Turkish President Recep Tayyip Erdogan used to suppress his opponents and violate their rights in order to ensure that no one would say anything that threatens his presidential future. The latest of these attacks happened against Turkey’s cancer-stricken Göknur Damat, whom Erdogan had previously called “my adopted daughter” during her visit to the presidential palace.
A Turkish newspaper revealed that Damat was stabbed with a knife because of her support for the elected mayor of Istanbul, Ekrem Imamoglu. A person on the street confronted her and tried to stab her with a knife. She managed to avoid him, but was stabbed in her leg.
This was not the first time that Damat was attacked by Erdogan’s supporters. After she posted on Twitter announcing her support for Imamoglu, Erdogan supporters started an online campaign against her, with one of them even saying, “Why haven’t you died yet?”
Regarding her relationship with Erdogan, Damat said that she had met with the Turkish president at the presidential palace due to her efforts in fighting against cancer. During the meeting, Erdogan called her “my adopted daughter” and took a picture with her.
There have also been repeated attacks against journalists recently. A group of people attacked Turkish opposition journalist Yavuz Selim Demirag on Saturday, May 11, 2019. He had criticized the Erdogan government and his nationalist allies. Six people attacked him after he had appeared the day before on a television program and commented on the cancellation of the Istanbul municipal election results.
Despite international condemnations against Turkey, the violations against journalists who criticize the policies of the ruling Justice and Development Party (AKP) do not stop. On Friday, May 10, 2019, the Turkish authorities arrested three journalists: Zeynep Kuray, Irfan Tunccelik and Janan Joshkon.
The newspaper said that Kuray was arrested while covering demonstrations aimed at drawing attention to hunger strikes in Istanbul, while Tunccelik was arrested while covering the “Peace Mothers” demonstrations held in front of Bakirkoy prison. Joshkon was arrested because of the arrest warrant issued following her case in 2015 that exposed the corruption of some judges.
Similarly, Turkish journalist Ahmet Hakan was attacked in October 2015, just one month before the early parliamentary elections.

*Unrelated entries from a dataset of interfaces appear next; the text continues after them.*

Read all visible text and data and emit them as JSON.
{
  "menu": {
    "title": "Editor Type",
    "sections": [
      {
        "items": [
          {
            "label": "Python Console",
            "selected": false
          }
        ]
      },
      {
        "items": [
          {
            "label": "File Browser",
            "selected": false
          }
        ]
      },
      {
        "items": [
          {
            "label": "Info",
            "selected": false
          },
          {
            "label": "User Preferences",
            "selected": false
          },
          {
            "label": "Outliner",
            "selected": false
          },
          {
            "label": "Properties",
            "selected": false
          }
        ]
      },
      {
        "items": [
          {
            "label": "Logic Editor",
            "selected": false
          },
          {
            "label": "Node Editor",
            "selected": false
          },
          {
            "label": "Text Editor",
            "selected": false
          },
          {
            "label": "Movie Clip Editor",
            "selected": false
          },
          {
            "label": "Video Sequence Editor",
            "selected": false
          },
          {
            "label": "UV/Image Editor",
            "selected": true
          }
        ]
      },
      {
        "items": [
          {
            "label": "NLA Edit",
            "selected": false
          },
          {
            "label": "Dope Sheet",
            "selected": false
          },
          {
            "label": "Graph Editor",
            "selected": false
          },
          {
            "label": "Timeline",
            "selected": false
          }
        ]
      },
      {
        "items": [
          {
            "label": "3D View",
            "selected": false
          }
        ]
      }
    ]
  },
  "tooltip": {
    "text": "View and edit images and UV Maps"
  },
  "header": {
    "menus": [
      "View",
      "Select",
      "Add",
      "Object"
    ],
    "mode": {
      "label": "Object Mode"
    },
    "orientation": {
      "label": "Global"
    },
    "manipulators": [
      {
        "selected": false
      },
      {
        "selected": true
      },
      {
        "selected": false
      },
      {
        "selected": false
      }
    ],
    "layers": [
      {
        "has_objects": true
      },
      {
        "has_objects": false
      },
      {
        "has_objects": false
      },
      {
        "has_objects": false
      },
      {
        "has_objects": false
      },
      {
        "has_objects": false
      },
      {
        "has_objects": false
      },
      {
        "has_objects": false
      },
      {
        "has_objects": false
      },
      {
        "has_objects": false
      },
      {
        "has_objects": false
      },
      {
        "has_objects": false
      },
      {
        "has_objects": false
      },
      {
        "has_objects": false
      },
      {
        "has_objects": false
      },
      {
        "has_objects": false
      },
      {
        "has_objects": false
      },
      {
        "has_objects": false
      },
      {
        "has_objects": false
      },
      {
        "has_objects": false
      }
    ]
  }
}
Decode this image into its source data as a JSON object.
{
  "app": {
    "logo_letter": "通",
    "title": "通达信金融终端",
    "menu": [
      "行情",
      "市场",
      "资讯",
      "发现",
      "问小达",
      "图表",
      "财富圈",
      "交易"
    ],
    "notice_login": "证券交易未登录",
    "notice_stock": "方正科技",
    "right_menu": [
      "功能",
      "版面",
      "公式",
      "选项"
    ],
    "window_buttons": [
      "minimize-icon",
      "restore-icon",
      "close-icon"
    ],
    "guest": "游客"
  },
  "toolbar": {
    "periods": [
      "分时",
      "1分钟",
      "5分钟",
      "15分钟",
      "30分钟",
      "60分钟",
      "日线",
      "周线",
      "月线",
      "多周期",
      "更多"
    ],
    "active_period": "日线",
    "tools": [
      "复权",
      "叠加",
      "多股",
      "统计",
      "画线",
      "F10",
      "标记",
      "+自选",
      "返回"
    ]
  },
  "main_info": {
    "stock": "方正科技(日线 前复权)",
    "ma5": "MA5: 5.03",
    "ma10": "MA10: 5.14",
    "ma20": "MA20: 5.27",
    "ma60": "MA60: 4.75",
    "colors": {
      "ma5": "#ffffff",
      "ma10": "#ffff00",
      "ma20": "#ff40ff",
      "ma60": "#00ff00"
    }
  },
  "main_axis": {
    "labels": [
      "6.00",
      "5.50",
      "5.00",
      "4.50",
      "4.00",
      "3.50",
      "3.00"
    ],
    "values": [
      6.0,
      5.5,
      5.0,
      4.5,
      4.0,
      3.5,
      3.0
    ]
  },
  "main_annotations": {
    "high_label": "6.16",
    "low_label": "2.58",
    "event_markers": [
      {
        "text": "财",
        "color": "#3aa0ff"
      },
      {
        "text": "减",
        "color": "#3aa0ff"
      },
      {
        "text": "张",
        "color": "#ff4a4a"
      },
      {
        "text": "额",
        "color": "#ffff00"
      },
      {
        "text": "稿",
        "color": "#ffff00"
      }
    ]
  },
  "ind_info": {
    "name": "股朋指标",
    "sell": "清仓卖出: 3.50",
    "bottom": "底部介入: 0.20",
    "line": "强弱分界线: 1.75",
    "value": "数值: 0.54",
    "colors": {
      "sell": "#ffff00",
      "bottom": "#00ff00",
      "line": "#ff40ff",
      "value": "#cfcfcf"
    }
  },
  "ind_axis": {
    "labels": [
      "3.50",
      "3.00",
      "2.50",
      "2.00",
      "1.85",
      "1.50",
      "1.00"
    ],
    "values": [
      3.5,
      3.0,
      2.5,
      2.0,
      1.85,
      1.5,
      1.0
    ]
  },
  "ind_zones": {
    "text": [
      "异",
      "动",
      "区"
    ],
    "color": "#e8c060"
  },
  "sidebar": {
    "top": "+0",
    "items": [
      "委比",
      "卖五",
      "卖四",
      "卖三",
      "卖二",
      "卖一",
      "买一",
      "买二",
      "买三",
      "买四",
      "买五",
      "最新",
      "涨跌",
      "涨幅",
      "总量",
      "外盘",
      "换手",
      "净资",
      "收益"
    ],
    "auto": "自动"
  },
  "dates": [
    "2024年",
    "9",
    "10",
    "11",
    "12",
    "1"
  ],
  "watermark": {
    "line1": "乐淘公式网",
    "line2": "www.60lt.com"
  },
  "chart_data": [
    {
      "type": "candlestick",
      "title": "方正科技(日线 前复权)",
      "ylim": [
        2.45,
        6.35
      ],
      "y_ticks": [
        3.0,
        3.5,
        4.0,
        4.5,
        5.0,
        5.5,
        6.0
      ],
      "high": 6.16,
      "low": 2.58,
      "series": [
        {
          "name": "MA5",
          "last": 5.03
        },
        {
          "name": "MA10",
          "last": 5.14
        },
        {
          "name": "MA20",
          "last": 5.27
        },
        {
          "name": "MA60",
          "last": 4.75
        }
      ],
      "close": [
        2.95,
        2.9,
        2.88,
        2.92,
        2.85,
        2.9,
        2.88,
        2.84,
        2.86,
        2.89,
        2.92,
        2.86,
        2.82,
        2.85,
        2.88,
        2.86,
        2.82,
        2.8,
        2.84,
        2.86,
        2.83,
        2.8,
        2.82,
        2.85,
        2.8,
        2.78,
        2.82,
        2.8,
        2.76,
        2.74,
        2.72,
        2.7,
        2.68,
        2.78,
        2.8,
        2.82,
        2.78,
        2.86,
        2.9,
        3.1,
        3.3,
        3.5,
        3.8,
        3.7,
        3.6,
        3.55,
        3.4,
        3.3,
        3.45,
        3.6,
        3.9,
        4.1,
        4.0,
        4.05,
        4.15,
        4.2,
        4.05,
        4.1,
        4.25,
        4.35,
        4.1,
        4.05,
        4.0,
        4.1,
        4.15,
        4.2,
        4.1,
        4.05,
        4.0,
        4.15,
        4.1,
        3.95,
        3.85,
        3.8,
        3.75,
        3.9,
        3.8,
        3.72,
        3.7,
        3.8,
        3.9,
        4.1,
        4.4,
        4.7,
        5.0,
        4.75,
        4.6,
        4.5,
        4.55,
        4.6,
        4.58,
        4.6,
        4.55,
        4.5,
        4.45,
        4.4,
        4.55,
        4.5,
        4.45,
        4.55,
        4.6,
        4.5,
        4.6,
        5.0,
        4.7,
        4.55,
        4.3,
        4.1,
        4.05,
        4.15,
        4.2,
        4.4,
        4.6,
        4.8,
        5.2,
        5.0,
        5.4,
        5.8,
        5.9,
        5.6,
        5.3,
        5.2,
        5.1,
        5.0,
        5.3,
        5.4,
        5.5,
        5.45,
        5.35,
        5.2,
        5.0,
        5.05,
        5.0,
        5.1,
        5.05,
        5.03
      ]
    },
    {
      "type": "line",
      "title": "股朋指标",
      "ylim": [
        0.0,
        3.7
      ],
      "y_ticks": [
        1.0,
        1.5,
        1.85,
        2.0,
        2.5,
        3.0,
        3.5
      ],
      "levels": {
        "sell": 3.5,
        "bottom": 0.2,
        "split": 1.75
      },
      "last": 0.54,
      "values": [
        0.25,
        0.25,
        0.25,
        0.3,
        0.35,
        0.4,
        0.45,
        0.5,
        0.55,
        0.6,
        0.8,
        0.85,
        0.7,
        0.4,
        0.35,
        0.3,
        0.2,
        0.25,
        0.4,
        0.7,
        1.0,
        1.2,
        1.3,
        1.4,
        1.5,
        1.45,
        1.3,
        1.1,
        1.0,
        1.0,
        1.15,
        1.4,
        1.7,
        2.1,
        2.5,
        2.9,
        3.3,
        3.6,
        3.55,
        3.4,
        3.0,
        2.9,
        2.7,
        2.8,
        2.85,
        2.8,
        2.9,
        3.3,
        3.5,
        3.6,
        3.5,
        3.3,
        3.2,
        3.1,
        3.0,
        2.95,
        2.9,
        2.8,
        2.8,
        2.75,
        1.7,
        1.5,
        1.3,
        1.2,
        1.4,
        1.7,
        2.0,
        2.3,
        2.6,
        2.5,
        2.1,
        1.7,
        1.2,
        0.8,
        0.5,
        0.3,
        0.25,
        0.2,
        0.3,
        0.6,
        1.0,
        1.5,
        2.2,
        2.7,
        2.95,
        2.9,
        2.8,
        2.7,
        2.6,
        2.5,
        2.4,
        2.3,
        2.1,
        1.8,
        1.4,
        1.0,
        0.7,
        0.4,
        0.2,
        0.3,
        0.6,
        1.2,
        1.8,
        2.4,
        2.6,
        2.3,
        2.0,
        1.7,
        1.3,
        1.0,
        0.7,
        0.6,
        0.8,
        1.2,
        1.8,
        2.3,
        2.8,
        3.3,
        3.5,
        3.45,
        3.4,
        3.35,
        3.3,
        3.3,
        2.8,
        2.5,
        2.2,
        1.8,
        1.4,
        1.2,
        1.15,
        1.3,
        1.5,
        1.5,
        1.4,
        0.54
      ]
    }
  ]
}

He was severely beaten by four people loyal to the AKP because of his articles criticizing Erdogan’s government.
In 2018, Emre Uslu’s life was turned upside down after criticizing Erdogan’s policies and revealing details of the Turkish president’s complicity with militant groups in Syria by using humanitarian aid to transport aid to them.
Uslu became a public target of oppressive AKP policies and was subjected to direct attacks by Erdogan himself.
The Press Syndicate recently published a report revealing the existence of 140 journalists in prison, ranging from detainees awaiting trial to others serving sentences.
Meanwhile, leaders of the ruling AKP party have also made public threats against prominent artists in Turkey not to work in the theater, imposing a ban on them and their artistic activities due to their support for Imamoglu in the run-off election for Istanbul mayor in June.
Gulen as a pretext to eradicate opponents
Erdogan used the movement of Fethullah Gulen as a pretext to eradicate his opponents and place them in prison. The anti-organized crime forces of the Ankara Security Directorate arrested on Monday (May 13th, 2019) arrested 46 former police officers out of 64 who had warrants for allegedly acting as secret imams for Fethullah Gulen’s Hizmet movement.
The general prosecutor’s office in Ankara issued arrest warrants and campaigns in the cities of Ankara, Antalya, Çorom, Mersin, Kayseri, Kirikkale, Yozgat and Kahramanmaraş.
Earlier, Turkish police detained 12 people in seven cities who had been laid off from their jobs in the Public Security Directorate under the law, in the context of investigations conducted by the prosecution for belonging to the Hizmet movement.
Since the failed 2016 coup attempt, the Turkish government has launched what it calls a “purge campaign” within state institutions, leading to the arrest of tens of thousands of Turks without any evidence. This raises the number of detainees since the summer of 2016 to more than a quarter of a million – most on fabricated political charges.
Some 55,000 Turks have been imprisoned since the summer of 2016 under the anti-terrorism law, including more than 31,000 accused of belonging to the Gulen movement.
Karam Said, a Turkish affairs researcher at the Al-Ahram Center for Political and Strategic Studies, said that a large number of imprisoned journalists and Kurds have been severely injured by the Turkish authorities.
He pointed out that Erdogan has turned his country into a large prison for journalists and opinion writers, with the charges already prepared, the foremost of which is insulting Erdogan, supporting terrorism, and spreading false news, which is only an attempt to intimidate the media.